People in the study who reported having a history of six or more oral sex
partners were three times as likely to develop the cancer as people who
reported that they had never had oral sex.
In looking at patients with tumors that were positive for a particular
strain of HPV already well-linked to cervical cancer, six or more oral sex
partners increased risk for throat cancer by eightfold.
And those who showed evidence of a prior oral infection with human
papillomavirus (HPV) were 32 times more likely to develop the cancer.
Oral sex seemed to be the main mode of transmission for oral HPV, although
the researchers note that transmission from mouth to mouth contact couldn't be
excluded.

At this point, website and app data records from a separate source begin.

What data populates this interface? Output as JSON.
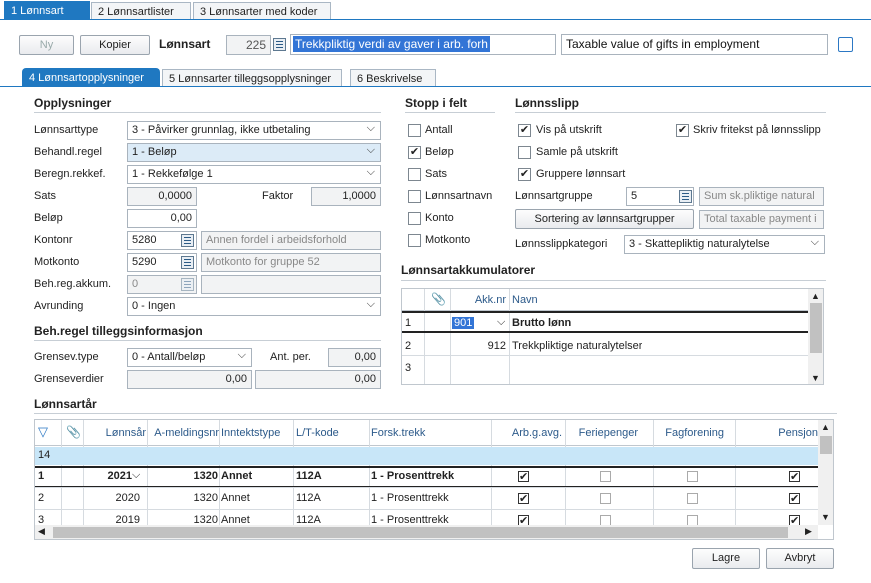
{
  "top_tabs": [
    "1 Lønnsart",
    "2 Lønnsartlister",
    "3 Lønnsarter med koder"
  ],
  "toolbar": {
    "new_label": "Ny",
    "copy_label": "Kopier",
    "lonnsart_label": "Lønnsart",
    "lonnsart_nr": "225",
    "name_no": "Trekkpliktig verdi av gaver i arb. forh",
    "name_en": "Taxable value of gifts in employment"
  },
  "sub_tabs": [
    "4 Lønnsartopplysninger",
    "5 Lønnsarter tilleggsopplysninger",
    "6 Beskrivelse"
  ],
  "opp": {
    "title": "Opplysninger",
    "lonnsarttype_label": "Lønnsarttype",
    "lonnsarttype": "3 - Påvirker grunnlag, ikke utbetaling",
    "behandl_label": "Behandl.regel",
    "behandl": "1 - Beløp",
    "beregn_label": "Beregn.rekkef.",
    "beregn": "1 - Rekkefølge 1",
    "sats_label": "Sats",
    "sats": "0,0000",
    "faktor_label": "Faktor",
    "faktor": "1,0000",
    "belop_label": "Beløp",
    "belop": "0,00",
    "kontonr_label": "Kontonr",
    "kontonr": "5280",
    "kontonr_desc": "Annen fordel i arbeidsforhold",
    "motkonto_label": "Motkonto",
    "motkonto": "5290",
    "motkonto_desc": "Motkonto for gruppe 52",
    "behreg_label": "Beh.reg.akkum.",
    "behreg": "0",
    "avrunding_label": "Avrunding",
    "avrunding": "0 - Ingen"
  },
  "beh": {
    "title": "Beh.regel tilleggsinformasjon",
    "grensev_label": "Grensev.type",
    "grensev": "0 - Antall/beløp",
    "antper_label": "Ant. per.",
    "antper": "0,00",
    "grenseverdier_label": "Grenseverdier",
    "gv1": "0,00",
    "gv2": "0,00"
  },
  "stopp": {
    "title": "Stopp i felt",
    "items": [
      {
        "label": "Antall",
        "checked": false
      },
      {
        "label": "Beløp",
        "checked": true
      },
      {
        "label": "Sats",
        "checked": false
      },
      {
        "label": "Lønnsartnavn",
        "checked": false
      },
      {
        "label": "Konto",
        "checked": false
      },
      {
        "label": "Motkonto",
        "checked": false
      }
    ]
  },
  "slipp": {
    "title": "Lønnsslipp",
    "vis": "Vis på utskrift",
    "samle": "Samle på utskrift",
    "gruppere": "Gruppere lønnsart",
    "skriv": "Skriv fritekst på lønnsslipp",
    "gruppe_label": "Lønnsartgruppe",
    "gruppe": "5",
    "gruppe_desc": "Sum sk.pliktige natural",
    "sort_btn": "Sortering av lønnsartgrupper",
    "total_desc": "Total taxable payment i",
    "kat_label": "Lønnsslippkategori",
    "kat": "3 - Skattepliktig naturalytelse"
  },
  "akk": {
    "title": "Lønnsartakkumulatorer",
    "col_akknr": "Akk.nr",
    "col_navn": "Navn",
    "rows": [
      {
        "n": "1",
        "akk": "901",
        "navn": "Brutto lønn"
      },
      {
        "n": "2",
        "akk": "912",
        "navn": "Trekkpliktige naturalytelser"
      },
      {
        "n": "3",
        "akk": "",
        "navn": ""
      }
    ]
  },
  "lar": {
    "title": "Lønnsartår",
    "columns": [
      "Lønnsår",
      "A-meldingsnr",
      "Inntektstype",
      "L/T-kode",
      "Forsk.trekk",
      "Arb.g.avg.",
      "Feriepenger",
      "Fagforening",
      "Pensjon"
    ],
    "new_row": "14",
    "rows": [
      {
        "n": "1",
        "ar": "2021",
        "am": "1320",
        "it": "Annet",
        "lt": "112A",
        "fo": "1 - Prosenttrekk"
      },
      {
        "n": "2",
        "ar": "2020",
        "am": "1320",
        "it": "Annet",
        "lt": "112A",
        "fo": "1 - Prosenttrekk"
      },
      {
        "n": "3",
        "ar": "2019",
        "am": "1320",
        "it": "Annet",
        "lt": "112A",
        "fo": "1 - Prosenttrekk"
      }
    ]
  },
  "footer": {
    "save": "Lagre",
    "cancel": "Avbryt"
  }
}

The new study shows that oral HPV infection is linked to head and
neck cancer regardless of two other known risk factors: heavy tobacco and
But longtime HPV researcher Maura L. Gillison, MD, PhD, of Johns Hopkins
University in Baltimore, says the findings should not be seen as cause for
“This is a very uncommon cancer, so a person’s individual risk is pretty
small,” she tells WebMD.
Sex, Smoking, and Alcohol
Gillison and colleagues first reported the link between oral HPV infection
and head and neck cancer in 2000, and since then dozens of other studies have
bolstered the finding.
But their latest investigation is among the first to comprehensively examine
the behaviors that contribute to risk.
Longtime heavy tobacco and alcohol use are among the strongest identified
risk factors for head and neck cancers.
But the new findings suggest that HPV is a stronger risk factor for
oropharyngeal cancer, which Gillison says accounts for about one in four head
and neck cancers. Oropharyngeal cancer occurs in the area beyond the mouth from
the base of the tongue to the back of the throat.
“The number of oropharyngeal cancers caused by HPV is probably larger than
the number caused by smoking and alcohol, at least in the U.S.,” Gillison
The new research included 86 men and 14 women with a new diagnosis of
oropharyngeal cancer and 200 sex- and age-matched people without cancer.
Both groups completed anonymous surveys examining sexual history and other
lifestyle factors, and oral swabs, blood, and saliva samples were collected
from all participants.
HPV 16, one of two HPV strains that cause 70% of cervical cancers and 90% of
head and neck cancers that are HPV-positive, was found in 72% of the
oropharyngeal tumors. Evidence of prior HPV 16 exposure, in the form of
antibodies to the virus, was also strongly linked to oropharyngeal cancer.
The researchers were also surprised to find that heavy smoking and drinking
did not seem to add to the risk in people with evidence of oral HPV